Established 1982



  Return to Kaho‘olawe Projects  


Cultural Surveys Hawai‘i (CSH), on contract with Parsons-UXB Joint Venture, performed the archaeological assessment, survey, site protection, data recovery and documentation of all historic properties for the U.S. Navy's Kaho‘olawe Island Ordnance Clearance Project. CSH also helped to develop and implement a pioneering effort to study the effects of ordnance detonation on archaeological sites.


Over many centuries, the Hawaiian people established Kaho‘olawe Island as a focus of settlement, fishing, and teaching. In the 19th and early-20th centuries, the island was used for sheep and cattle ranching. After 1941, Kaho‘olawe was used by the U.S. military as a target and training area.

The entire island was placed on the National Register of Historic Places in 1981. Since 1998, Kaho‘olawe has been the scene of the largest ordnance clearance project in the world and the largest single archaeological effort in Hawai‘i.


The contributions of CSH to the project include:

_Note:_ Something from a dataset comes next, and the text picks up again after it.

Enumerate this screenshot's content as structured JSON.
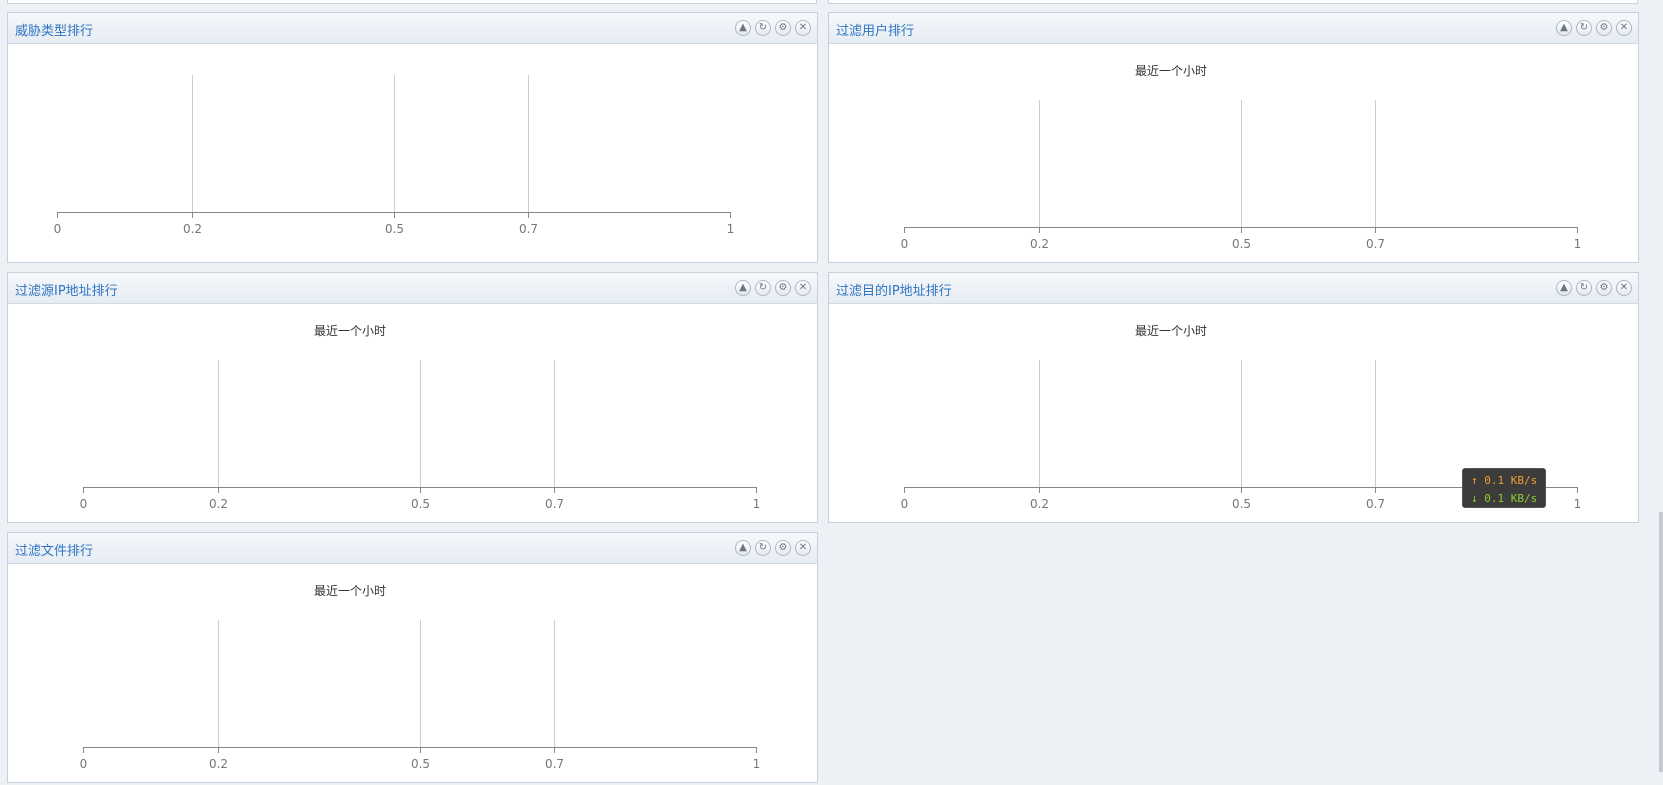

  A thorough archaeological survey of the entire 45-square mile island.  
  Location and documentation of nearly 1,500 individual historic properties.  
  Protection of these 1,500 properties during all phases of the clearance project.  
  Integration of all historic property information into a database which makes text, photos, maps and GIS data instantly available for permanent reference.  
    The investigative and technological innovations generated by the Kaho‘olawe Island project will provide an extraordinary model for many years to come and we are honored to have participated in this landmark project. CSH will continue to incorporate the skills acquired and lessons learned on Kaho‘olawe into all our future projects.